Mr. Erickson, an East Hampton Village police sergeant and the parent of a 10th grader at East Hampton High School, is also hoping to win a seat. He ran for the post last year. “I was disappointed I didn’t win last time. I really want to get involved in the school and the community,” he said. 

He grew up in Stony Brook and graduated from Ward Melville High School before going on to the State University at Oswego, where he earned a Bachelor of Science degree in technology education. He left teaching to take a job with the East Hampton Village Police Department 28 years ago. He was promoted to sergeant in 2006.

He has served as Drug Abuse Resistance Education instructor at the John M. Marshall Elementary School and the East Hampton Middle School. He is a supervisor on the emergency services team, and one of the department’s active shooter instructors. He was the union president for the East Hampton Village Police Benevolent Association for 13 years. 

Because of his career in law enforcement, he said he understands the importance of safety in the schools. He said the district has invested a lot of money in security cameras that are used after the fact instead of during the commission of crimes. He is happy that there is a safety resource officer in each of the buildings, but he would like to see more security in the parking lots, something he has seen at other schools. He would prefer to see a proactive, rather than reactive approach, he said.

Mr. Erickson also wants to look into strengthening the athletic program, and mentioned a booster club as a way to bring the community together.

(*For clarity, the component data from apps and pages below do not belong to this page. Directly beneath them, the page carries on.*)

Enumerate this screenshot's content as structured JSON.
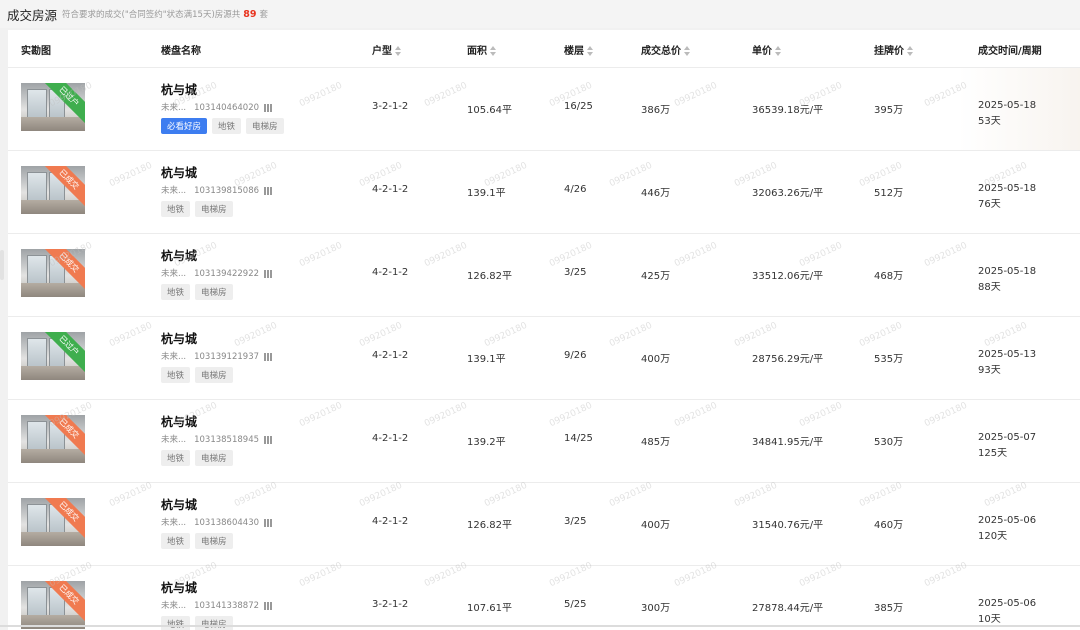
{
  "header": {
    "title": "成交房源",
    "description": "符合要求的成交(\"合同签约\"状态满15天)房源共",
    "count": "89",
    "unit": "套"
  },
  "columns": {
    "photo": "实勘图",
    "name": "楼盘名称",
    "layout": "户型",
    "area": "面积",
    "floor": "楼层",
    "total": "成交总价",
    "unit_price": "单价",
    "list_price": "挂牌价",
    "deal_time": "成交时间/周期"
  },
  "watermark": "09920180",
  "rows": [
    {
      "status": "已过户",
      "status_color": "green",
      "name": "杭与城",
      "prefix": "未来...",
      "id": "103140464020",
      "tags": [
        "必看好房",
        "地铁",
        "电梯房"
      ],
      "layout": "3-2-1-2",
      "area": "105.64平",
      "floor": "16/25",
      "total": "386万",
      "unit_price": "36539.18元/平",
      "list_price": "395万",
      "date": "2025-05-18",
      "cycle": "53天"
    },
    {
      "status": "已成交",
      "status_color": "orange",
      "name": "杭与城",
      "prefix": "未来...",
      "id": "103139815086",
      "tags": [
        "地铁",
        "电梯房"
      ],
      "layout": "4-2-1-2",
      "area": "139.1平",
      "floor": "4/26",
      "total": "446万",
      "unit_price": "32063.26元/平",
      "list_price": "512万",
      "date": "2025-05-18",
      "cycle": "76天"
    },
    {
      "status": "已成交",
      "status_color": "orange",
      "name": "杭与城",
      "prefix": "未来...",
      "id": "103139422922",
      "tags": [
        "地铁",
        "电梯房"
      ],
      "layout": "4-2-1-2",
      "area": "126.82平",
      "floor": "3/25",
      "total": "425万",
      "unit_price": "33512.06元/平",
      "list_price": "468万",
      "date": "2025-05-18",
      "cycle": "88天"
    },
    {
      "status": "已过户",
      "status_color": "green",
      "name": "杭与城",
      "prefix": "未来...",
      "id": "103139121937",
      "tags": [
        "地铁",
        "电梯房"
      ],
      "layout": "4-2-1-2",
      "area": "139.1平",
      "floor": "9/26",
      "total": "400万",
      "unit_price": "28756.29元/平",
      "list_price": "535万",
      "date": "2025-05-13",
      "cycle": "93天"
    },
    {
      "status": "已成交",
      "status_color": "orange",
      "name": "杭与城",
      "prefix": "未来...",
      "id": "103138518945",
      "tags": [
        "地铁",
        "电梯房"
      ],
      "layout": "4-2-1-2",
      "area": "139.2平",
      "floor": "14/25",
      "total": "485万",
      "unit_price": "34841.95元/平",
      "list_price": "530万",
      "date": "2025-05-07",
      "cycle": "125天"
    },
    {
      "status": "已成交",
      "status_color": "orange",
      "name": "杭与城",
      "prefix": "未来...",
      "id": "103138604430",
      "tags": [
        "地铁",
        "电梯房"
      ],
      "layout": "4-2-1-2",
      "area": "126.82平",
      "floor": "3/25",
      "total": "400万",
      "unit_price": "31540.76元/平",
      "list_price": "460万",
      "date": "2025-05-06",
      "cycle": "120天"
    },
    {
      "status": "已成交",
      "status_color": "orange",
      "name": "杭与城",
      "prefix": "未来...",
      "id": "103141338872",
      "tags": [
        "地铁",
        "电梯房"
      ],
      "layout": "3-2-1-2",
      "area": "107.61平",
      "floor": "5/25",
      "total": "300万",
      "unit_price": "27878.44元/平",
      "list_price": "385万",
      "date": "2025-05-06",
      "cycle": "10天"
    }
  ]
}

He agreed with Ms. Vorpahl that the current board does a good job. “I just want to get involved in the schools instead of sitting back on the sidelines,” he said. Mr. Erickson’s wife, Trisha Erickson, has been a physical education teacher in the elementary school since 2001.

Ms. Vorpahl, a lifelong East Hampton resident who was first elected in 2004 and served for six years before she lost re-election, is looking to rejoin the board.

“Several people have approached me and asked me to run,” Ms. Vorpahl said, adding she had also been considering it. “I think they could use another set of eyes and ears since Mr. Wilson passed away,” she said. 

“The board could use a little bit of diversity to make sure all students and all staff are represented,” she said. “I could work well with them.” She said she is excited about the vocational education and bilingual programs. 

Ms. Vorpahl is a former employee of the district, having worked as a secretary for 32 years, 18 of which were spent in the athletic office. She retired from the position in 2002, but worked part time for the Y.M.C.A. East Hampton RECenter for 14 years until retiring two years ago. 

Despite her retirement, she remains involved in the school. Her 9-year-old great-granddaughter is a student and 

a 3-year-old grandchild is going into prekindergarten. She is also involved at the Calvary Baptist Church, serves on East Hampton Town’s Fowler House committee, and is a driver with the East Hampton Village Ambulance Association, having formerly been an emergency medical technician. 

The school board election and budget vote will take place on May 21 at the district office on Long Lane.